Rahman was, however, considerably more than a horse painter. She did portraits, nudes, landscapes and seascapes, drew sketches, twisted and shaped calligraphy with consummate ease and restored other people’s paintings. She also designed stamps for the Pakistan postal service and cards for ceremonial occasions. After horses, seascapes were her favourite subject. She has painted the sea in its many moods and infinite variety. One of her canvases brought back those wonderful lines of Stephen Spender: “The gentle ocean lies like an unfingered harp upon the land.” She was equally at home in watercolor and oil and remained faithful to the realist and representational school of thought.
Rahman’s first teacher and critic was her beautiful Persian mother, a great artist in her own right, who insisted she learn to draw before she took up a brush. By Rahman’s own admission, her mother was a far better painter than the daughter would ever be. The advice proved invaluable because I have yet to meet a critic or collector who can find fault with either anatomy or proportion in Rahman’s sketch or painting. A gifted specialist, she learned earlier in her career how line, shape, form, light, color, space and design should be applied to a drawing or a painting.

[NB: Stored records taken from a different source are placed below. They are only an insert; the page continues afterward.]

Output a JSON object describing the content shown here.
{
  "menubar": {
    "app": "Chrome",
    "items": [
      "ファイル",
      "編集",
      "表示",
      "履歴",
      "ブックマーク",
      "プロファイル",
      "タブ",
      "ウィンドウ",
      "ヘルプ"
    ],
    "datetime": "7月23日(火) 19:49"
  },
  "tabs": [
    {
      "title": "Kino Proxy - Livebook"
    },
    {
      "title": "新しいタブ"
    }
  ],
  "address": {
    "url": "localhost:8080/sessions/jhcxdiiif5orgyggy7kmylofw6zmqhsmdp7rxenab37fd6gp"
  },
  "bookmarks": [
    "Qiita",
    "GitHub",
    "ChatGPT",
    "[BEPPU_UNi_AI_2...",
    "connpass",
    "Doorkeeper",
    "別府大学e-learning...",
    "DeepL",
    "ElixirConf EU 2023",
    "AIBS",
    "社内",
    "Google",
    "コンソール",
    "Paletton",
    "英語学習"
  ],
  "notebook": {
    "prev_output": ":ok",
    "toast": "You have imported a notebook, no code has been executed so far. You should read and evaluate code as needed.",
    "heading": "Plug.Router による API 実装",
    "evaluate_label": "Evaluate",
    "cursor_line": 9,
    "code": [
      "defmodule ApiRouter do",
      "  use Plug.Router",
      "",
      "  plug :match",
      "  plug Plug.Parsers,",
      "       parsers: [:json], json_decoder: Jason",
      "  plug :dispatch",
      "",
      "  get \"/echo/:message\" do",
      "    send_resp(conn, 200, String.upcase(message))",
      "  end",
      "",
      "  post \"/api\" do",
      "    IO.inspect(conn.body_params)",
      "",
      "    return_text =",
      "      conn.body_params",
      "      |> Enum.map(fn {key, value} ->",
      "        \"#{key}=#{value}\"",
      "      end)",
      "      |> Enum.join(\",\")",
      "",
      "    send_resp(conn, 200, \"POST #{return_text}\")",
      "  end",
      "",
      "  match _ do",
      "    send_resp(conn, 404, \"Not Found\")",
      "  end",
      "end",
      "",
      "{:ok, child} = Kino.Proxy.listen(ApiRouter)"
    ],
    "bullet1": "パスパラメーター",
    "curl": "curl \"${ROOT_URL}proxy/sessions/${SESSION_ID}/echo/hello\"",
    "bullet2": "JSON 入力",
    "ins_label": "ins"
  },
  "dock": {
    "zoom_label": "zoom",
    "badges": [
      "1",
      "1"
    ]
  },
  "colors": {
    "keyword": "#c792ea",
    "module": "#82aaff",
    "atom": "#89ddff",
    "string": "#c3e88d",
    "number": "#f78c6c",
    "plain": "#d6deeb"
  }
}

In Pakistan, which is one of the world’s most misogynistic and testosterone-driven places, crimes against women are often committed on the flimsiest and most capricious of excuses. Years ago, Rahman joined the small battalion of feminist activists, but instead of leading processions and shouting slogans, she used brush, paint and canvas to depict the victims of brutality, torture and abuse. The clutch of paintings she produced under the title ‘Crimes against Women’ was exhibited in a number of cities in Pakistan and abroad. She has had exhibitions in Turkey, India, the UAE, Switzerland, Oman and South Korea. Another significant series, ‘Ugly Face of Terrorism’, also evoked favourable reviews.

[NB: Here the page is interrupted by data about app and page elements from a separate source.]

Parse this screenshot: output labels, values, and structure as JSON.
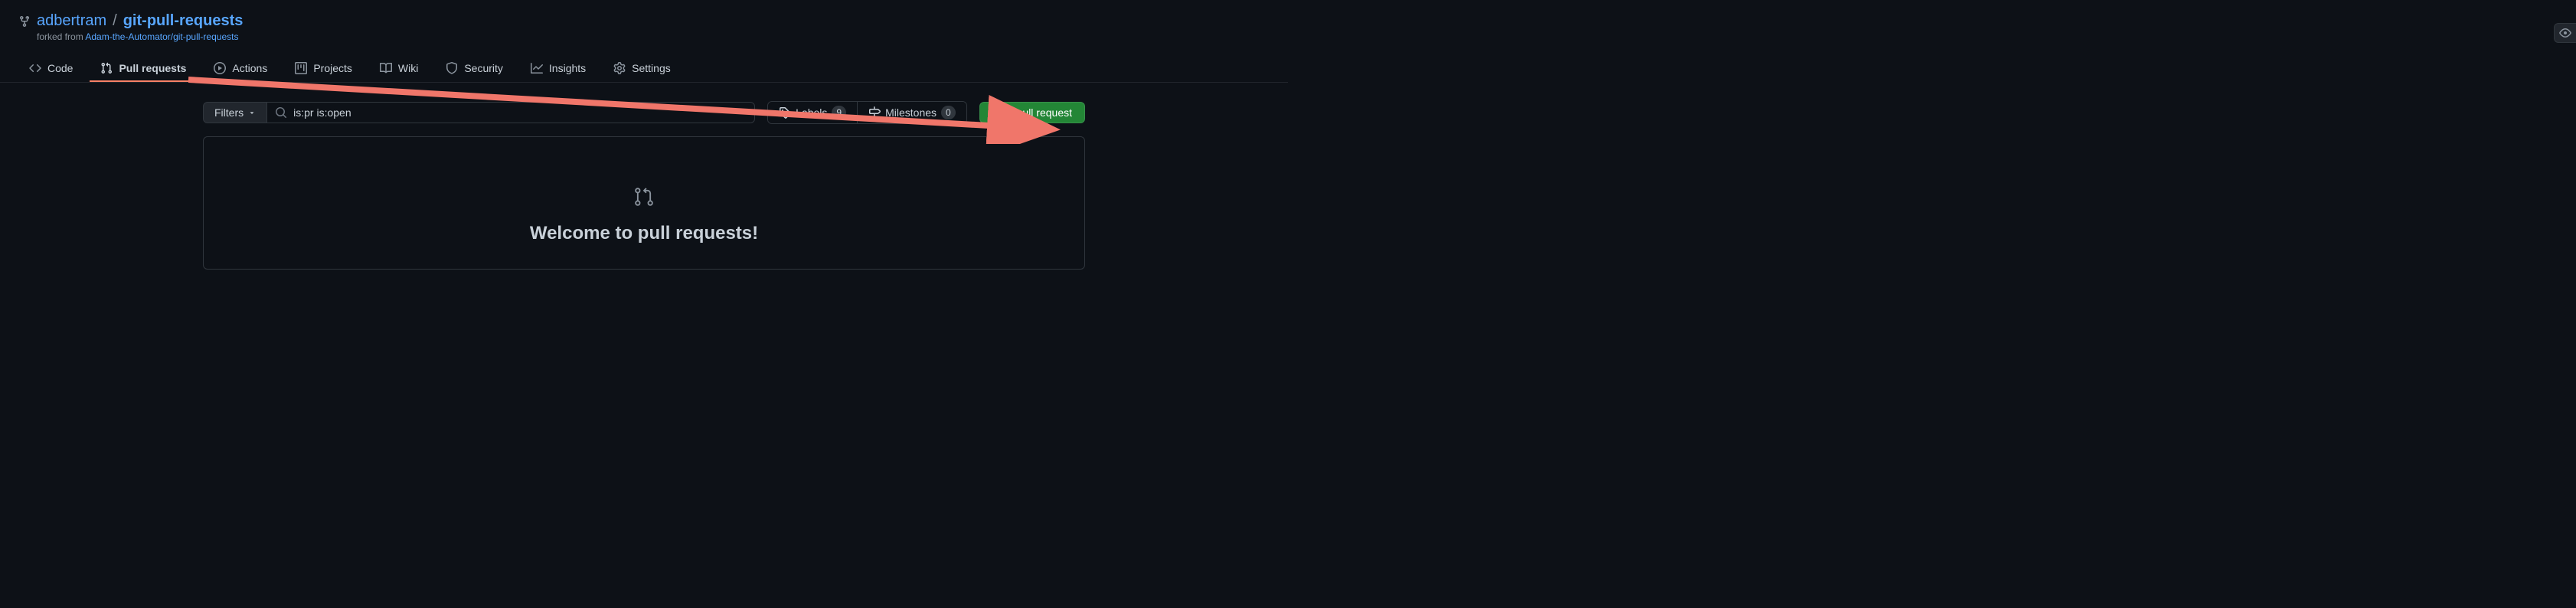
{
  "repo": {
    "owner": "adbertram",
    "name": "git-pull-requests",
    "forked_from_prefix": "forked from ",
    "forked_from": "Adam-the-Automator/git-pull-requests"
  },
  "tabs": {
    "code": "Code",
    "pull_requests": "Pull requests",
    "actions": "Actions",
    "projects": "Projects",
    "wiki": "Wiki",
    "security": "Security",
    "insights": "Insights",
    "settings": "Settings"
  },
  "filter": {
    "button_label": "Filters",
    "search_value": "is:pr is:open"
  },
  "buttons": {
    "labels": "Labels",
    "labels_count": "9",
    "milestones": "Milestones",
    "milestones_count": "0",
    "new_pr": "New pull request"
  },
  "welcome": {
    "title": "Welcome to pull requests!"
  }
}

One hopes that she will reemerge on the cultural horizon, for she is one of the few Pakistani artists to have garnered international acclaim for her mastery in art. Rehman is particularly proud of one remark on her guest book that was put out at a New Delhi exhibition in 2007: Sunit Chopra, an art buff, wrote, “I am deeply moved by the overt simplicity of her work and the enormity of the message it conveys …. This is art.”
By The Express Tribune, 24/06/2012